But also, we need to remember that the Scripture teaches us that there are no lone-wolf Christians. The writer of the Book of Hebrews, writing to help Christians avoid relapse and apostasy from the faith, tells them to “stop forsaking the assembling of themselves together, as the habit of some have become”. (Hebrews 10:25). Ravi Zacharias tells us the best definition of worship that I have ever heard. It was a definition that originated with Archbishop William Temple. He wrote: ” Worship is the submission of all of our nature to God. The quickening of our conscience by His Holiness; The nourishment of our minds with His Truth, (His Word); The purifying of our imagination with His Beauty; The opening of our hearts to His Love; The surrender of our will to His Purpose-all this gathered up in adoration, that is the most selfless emotion our nature is capable of”. A weekly investment in that kind of Worship, at least 2-3 hours per week minimum, in corporate worship with other believers is the only way to guarantee the development of genuine Christians. But worship without service is incomplete. Jesus told Satan, “Thou shalt worship the Lord thy God, and Him only shalt thou serve!” (Matthew 4: 10). Submission must lead to service. Worship must lead to wonder and witness. T.S. Eliot, in his poetry made this very plain…he wrote: “You are not here to verify-instruct yourself, or inform curiosity, or carry reports. You are here to kneel!” We must never forget that! One of the most important books I have ever read is the book The One Thing You Can’t Do In Heaven by Mark Cahill. It is a book of practical theology on Witnessing and Winning the Lost. The book is filled with convicting quotes that Cahill shares from his favorite preacher- (one of mine too), Charles Haddon Spurgeon. These quotes are prods used by the Holy Spirit to remind us of our most important response to worship and that is to witness. In closing let me share a couple of them. “Every Christian is a Witness or an Imposter!” “If there is any one point in which the Christian Church ought to keep its fervent white heat it is winning the lost. If there is anything about which we cannot tolerate Luke warmness it is the matter of sending the gospel to a dying world”. “If sinners will be damned at least let them leap to hell over our bodies. If they perish, let it be with our arms about their knees…in the teeth of our exertions, let no one go there unwarned and unprayed for!” “Spit on me, but repent! Laugh at me, but believe in my Master. Trample me under your feet like dirt in the street, but damn not your souls!”

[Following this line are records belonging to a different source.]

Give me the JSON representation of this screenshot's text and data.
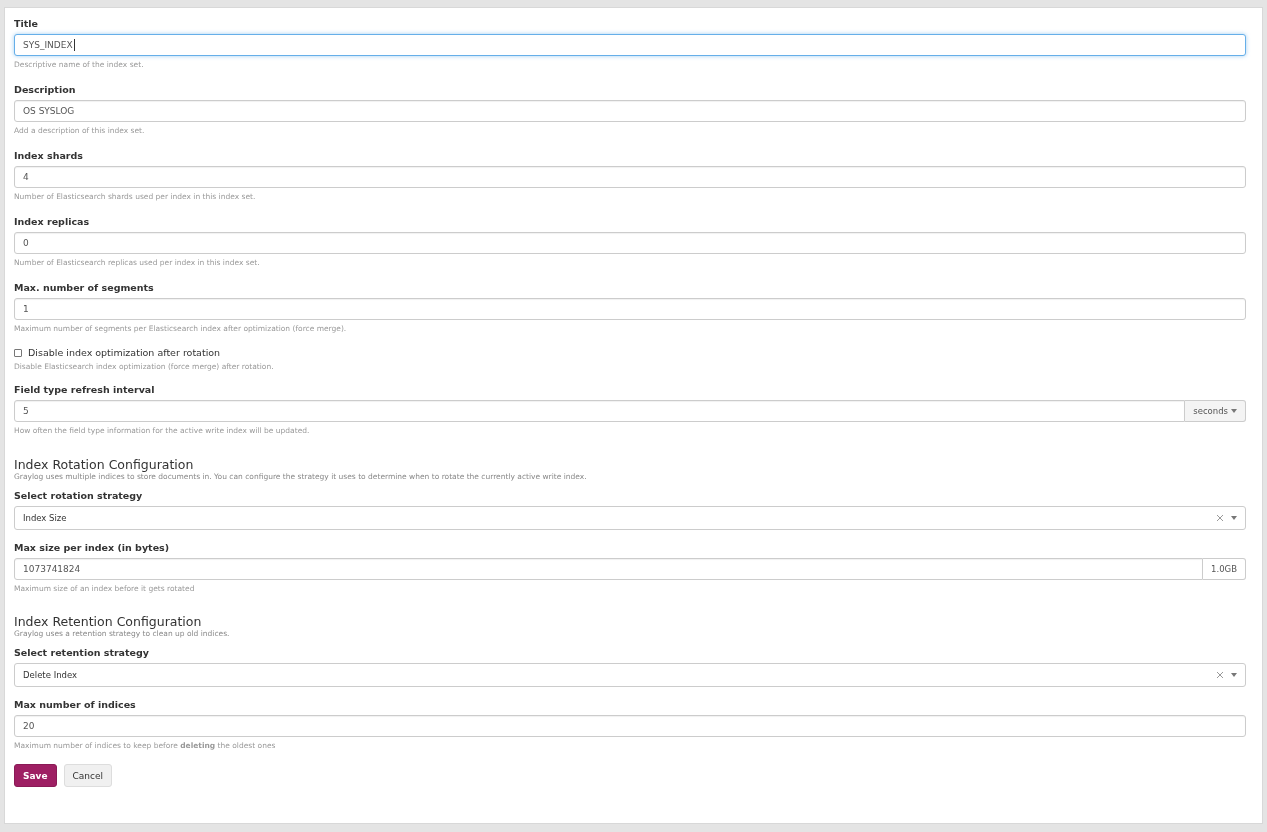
{
  "fields": [
    {
      "kind": "input",
      "label": "Title",
      "value": "SYS_INDEX",
      "focused": true,
      "help": "Descriptive name of the index set."
    },
    {
      "kind": "input",
      "label": "Description",
      "value": "OS SYSLOG",
      "focused": false,
      "help": "Add a description of this index set."
    },
    {
      "kind": "input",
      "label": "Index shards",
      "value": "4",
      "focused": false,
      "help": "Number of Elasticsearch shards used per index in this index set."
    },
    {
      "kind": "input",
      "label": "Index replicas",
      "value": "0",
      "focused": false,
      "help": "Number of Elasticsearch replicas used per index in this index set."
    },
    {
      "kind": "input",
      "label": "Max. number of segments",
      "value": "1",
      "focused": false,
      "help": "Maximum number of segments per Elasticsearch index after optimization (force merge)."
    },
    {
      "kind": "checkbox",
      "label": "Disable index optimization after rotation",
      "checked": false,
      "help": "Disable Elasticsearch index optimization (force merge) after rotation."
    },
    {
      "kind": "input_dropdown",
      "label": "Field type refresh interval",
      "value": "5",
      "addon": "seconds",
      "help": "How often the field type information for the active write index will be updated."
    },
    {
      "kind": "section",
      "title": "Index Rotation Configuration",
      "description": "Graylog uses multiple indices to store documents in. You can configure the strategy it uses to determine when to rotate the currently active write index."
    },
    {
      "kind": "select",
      "label": "Select rotation strategy",
      "value": "Index Size"
    },
    {
      "kind": "input_unit",
      "label": "Max size per index (in bytes)",
      "value": "1073741824",
      "addon": "1.0GB",
      "help": "Maximum size of an index before it gets rotated"
    },
    {
      "kind": "section",
      "title": "Index Retention Configuration",
      "description": "Graylog uses a retention strategy to clean up old indices."
    },
    {
      "kind": "select",
      "label": "Select retention strategy",
      "value": "Delete Index"
    },
    {
      "kind": "input",
      "label": "Max number of indices",
      "value": "20",
      "focused": false,
      "help": "Maximum number of indices to keep before **deleting** the oldest ones"
    }
  ],
  "buttons": [
    {
      "label": "Save",
      "kind": "primary"
    },
    {
      "label": "Cancel",
      "kind": "default"
    }
  ]
}
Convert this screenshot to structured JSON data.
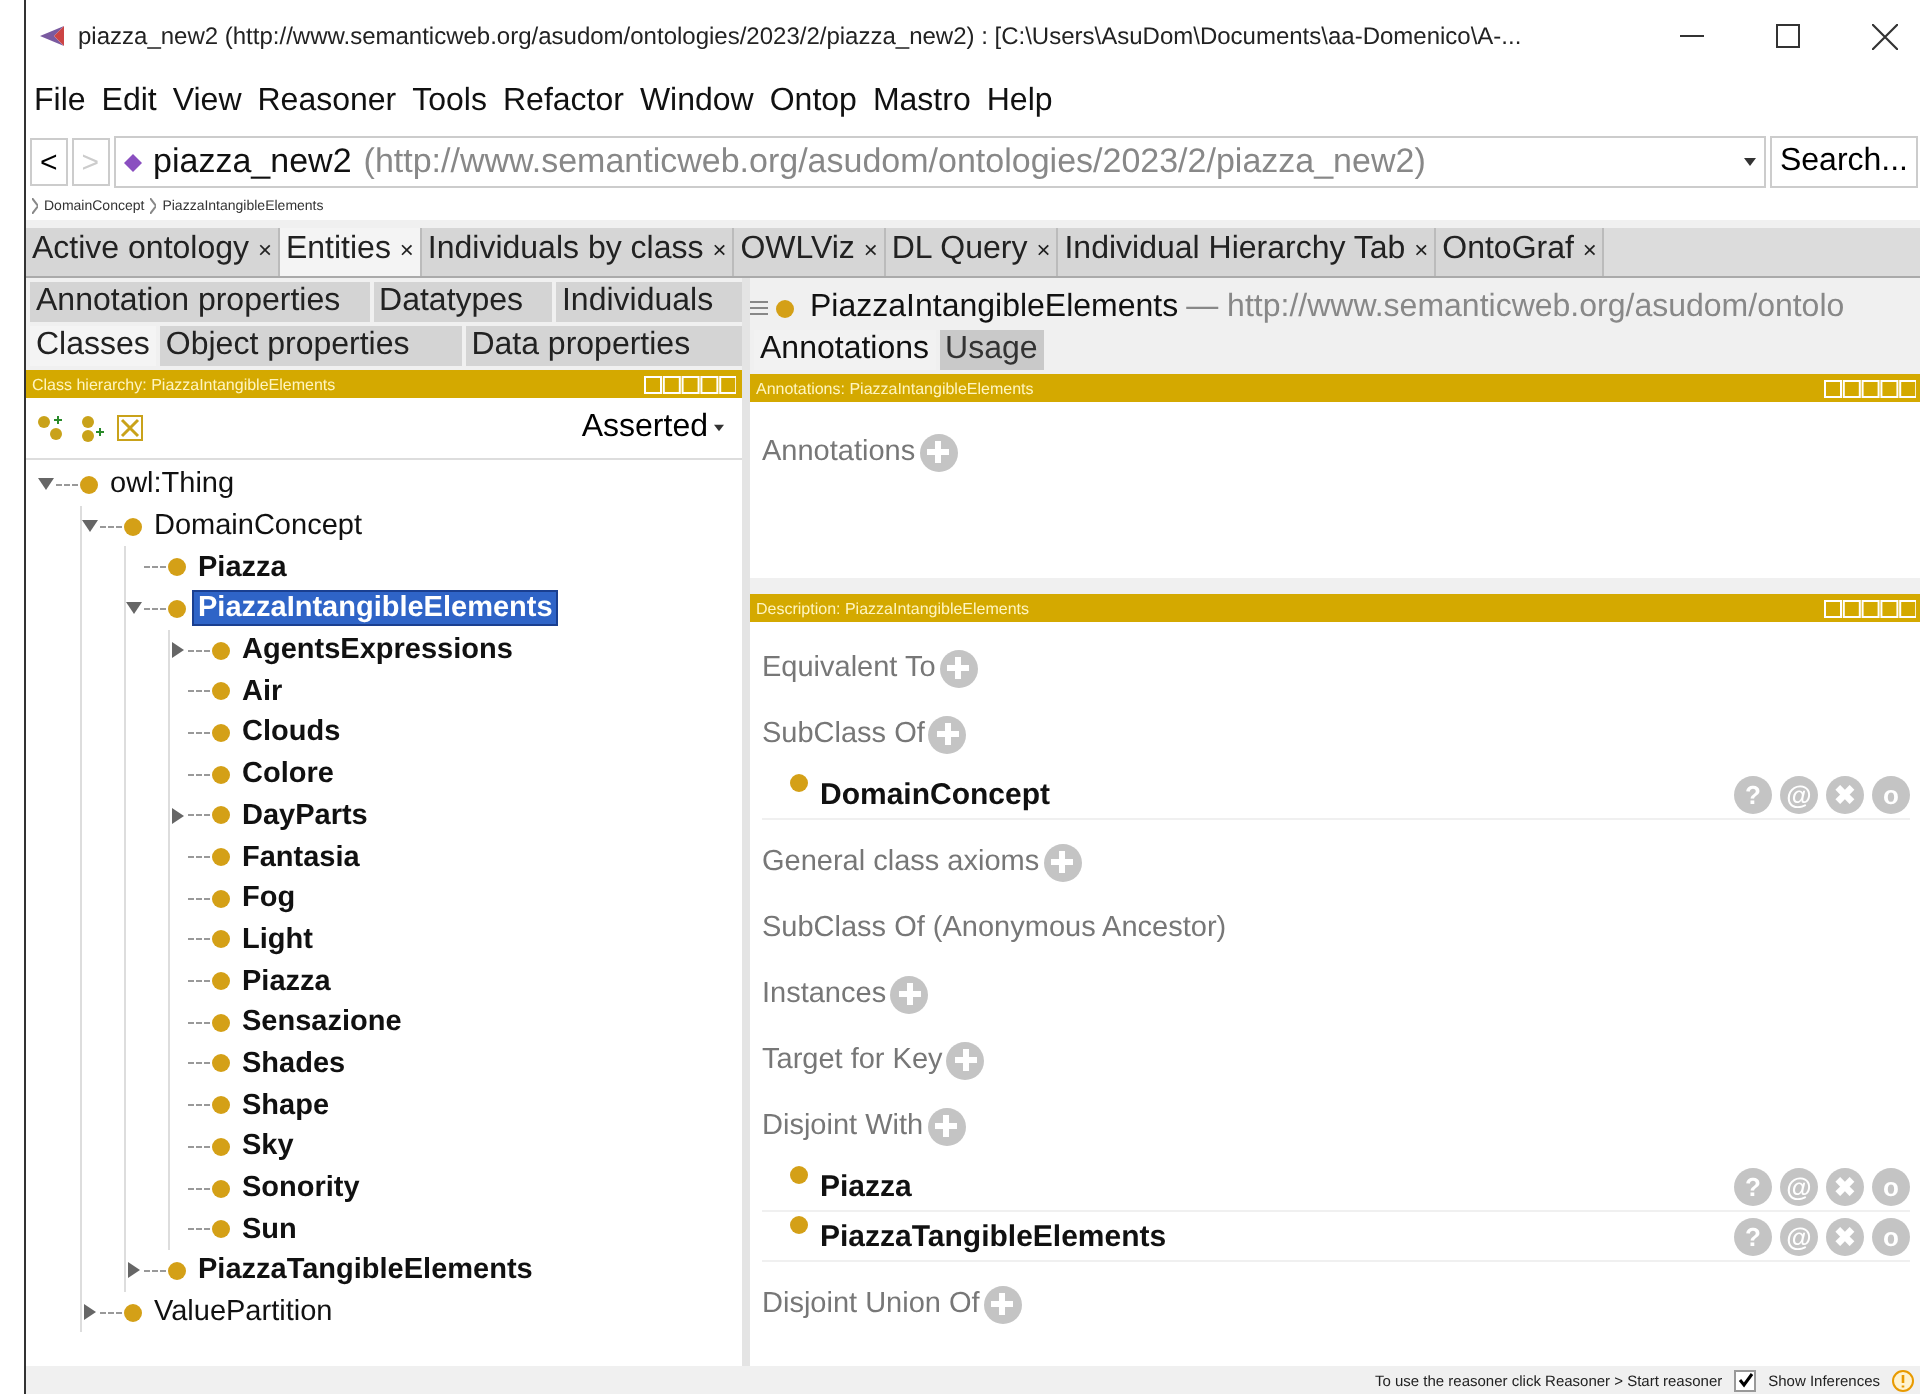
{
  "window": {
    "title": "piazza_new2 (http://www.semanticweb.org/asudom/ontologies/2023/2/piazza_new2)  : [C:\\Users\\AsuDom\\Documents\\aa-Domenico\\A-..."
  },
  "menu": [
    "File",
    "Edit",
    "View",
    "Reasoner",
    "Tools",
    "Refactor",
    "Window",
    "Ontop",
    "Mastro",
    "Help"
  ],
  "address_bar": {
    "back": {
      "label": "<",
      "disabled": false
    },
    "forward": {
      "label": ">",
      "disabled": true
    },
    "name": "piazza_new2",
    "iri": "(http://www.semanticweb.org/asudom/ontologies/2023/2/piazza_new2)",
    "search": "Search..."
  },
  "breadcrumb": [
    "DomainConcept",
    "PiazzaIntangibleElements"
  ],
  "tabs": [
    {
      "label": "Active ontology",
      "close": "×",
      "selected": false
    },
    {
      "label": "Entities",
      "close": "×",
      "selected": true
    },
    {
      "label": "Individuals by class",
      "close": "×",
      "selected": false
    },
    {
      "label": "OWLViz",
      "close": "×",
      "selected": false
    },
    {
      "label": "DL Query",
      "close": "×",
      "selected": false
    },
    {
      "label": "Individual Hierarchy Tab",
      "close": "×",
      "selected": false
    },
    {
      "label": "OntoGraf",
      "close": "×",
      "selected": false
    }
  ],
  "entity_tabs": [
    [
      {
        "label": "Annotation properties",
        "selected": false
      },
      {
        "label": "Datatypes",
        "selected": false
      },
      {
        "label": "Individuals",
        "selected": false
      }
    ],
    [
      {
        "label": "Classes",
        "selected": true
      },
      {
        "label": "Object properties",
        "selected": false
      },
      {
        "label": "Data properties",
        "selected": false
      }
    ]
  ],
  "class_hierarchy": {
    "header": "Class hierarchy: PiazzaIntangibleElements",
    "mode": "Asserted",
    "tree": [
      {
        "label": "owl:Thing",
        "bold": false,
        "selected": false,
        "expanded": true,
        "children": [
          {
            "label": "DomainConcept",
            "bold": false,
            "selected": false,
            "expanded": true,
            "children": [
              {
                "label": "Piazza",
                "bold": true,
                "selected": false
              },
              {
                "label": "PiazzaIntangibleElements",
                "bold": true,
                "selected": true,
                "expanded": true,
                "children": [
                  {
                    "label": "AgentsExpressions",
                    "bold": true,
                    "selected": false,
                    "expanded": false
                  },
                  {
                    "label": "Air",
                    "bold": true,
                    "selected": false
                  },
                  {
                    "label": "Clouds",
                    "bold": true,
                    "selected": false
                  },
                  {
                    "label": "Colore",
                    "bold": true,
                    "selected": false
                  },
                  {
                    "label": "DayParts",
                    "bold": true,
                    "selected": false,
                    "expanded": false
                  },
                  {
                    "label": "Fantasia",
                    "bold": true,
                    "selected": false
                  },
                  {
                    "label": "Fog",
                    "bold": true,
                    "selected": false
                  },
                  {
                    "label": "Light",
                    "bold": true,
                    "selected": false
                  },
                  {
                    "label": "Piazza",
                    "bold": true,
                    "selected": false
                  },
                  {
                    "label": "Sensazione",
                    "bold": true,
                    "selected": false
                  },
                  {
                    "label": "Shades",
                    "bold": true,
                    "selected": false
                  },
                  {
                    "label": "Shape",
                    "bold": true,
                    "selected": false
                  },
                  {
                    "label": "Sky",
                    "bold": true,
                    "selected": false
                  },
                  {
                    "label": "Sonority",
                    "bold": true,
                    "selected": false
                  },
                  {
                    "label": "Sun",
                    "bold": true,
                    "selected": false
                  }
                ]
              },
              {
                "label": "PiazzaTangibleElements",
                "bold": true,
                "selected": false,
                "expanded": false
              }
            ]
          },
          {
            "label": "ValuePartition",
            "bold": false,
            "selected": false,
            "expanded": false
          }
        ]
      }
    ]
  },
  "entity": {
    "name": "PiazzaIntangibleElements",
    "iri": "— http://www.semanticweb.org/asudom/ontolo"
  },
  "view_tabs": [
    {
      "label": "Annotations",
      "selected": true
    },
    {
      "label": "Usage",
      "selected": false
    }
  ],
  "annotations": {
    "header": "Annotations: PiazzaIntangibleElements",
    "title": "Annotations"
  },
  "description": {
    "header": "Description: PiazzaIntangibleElements",
    "sections": [
      {
        "title": "Equivalent To"
      },
      {
        "title": "SubClass Of",
        "items": [
          {
            "label": "DomainConcept",
            "actions": [
              "?",
              "@",
              "✖",
              "o"
            ]
          }
        ]
      },
      {
        "title": "General class axioms"
      },
      {
        "title": "SubClass Of (Anonymous Ancestor)",
        "addable": false
      },
      {
        "title": "Instances"
      },
      {
        "title": "Target for Key"
      },
      {
        "title": "Disjoint With",
        "items": [
          {
            "label": "Piazza",
            "actions": [
              "?",
              "@",
              "✖",
              "o"
            ]
          },
          {
            "label": "PiazzaTangibleElements",
            "actions": [
              "?",
              "@",
              "✖",
              "o"
            ]
          }
        ]
      },
      {
        "title": "Disjoint Union Of"
      }
    ]
  },
  "status_bar": {
    "message": "To use the reasoner click Reasoner > Start reasoner",
    "show_inferences": {
      "label": "Show Inferences",
      "checked": true
    }
  }
}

Time invested in worship that leads to witness will be greatly rewarded in eternity. Learn those lessons now-you won’t be able to reclaim lost time in Heaven. Any faith that fails to spend time wisely in those two disciplines, by God’s measure is a “shipwrecked faith-blown onto the reefs of spiritual frustration!”.

 Posted by at 2:11 pm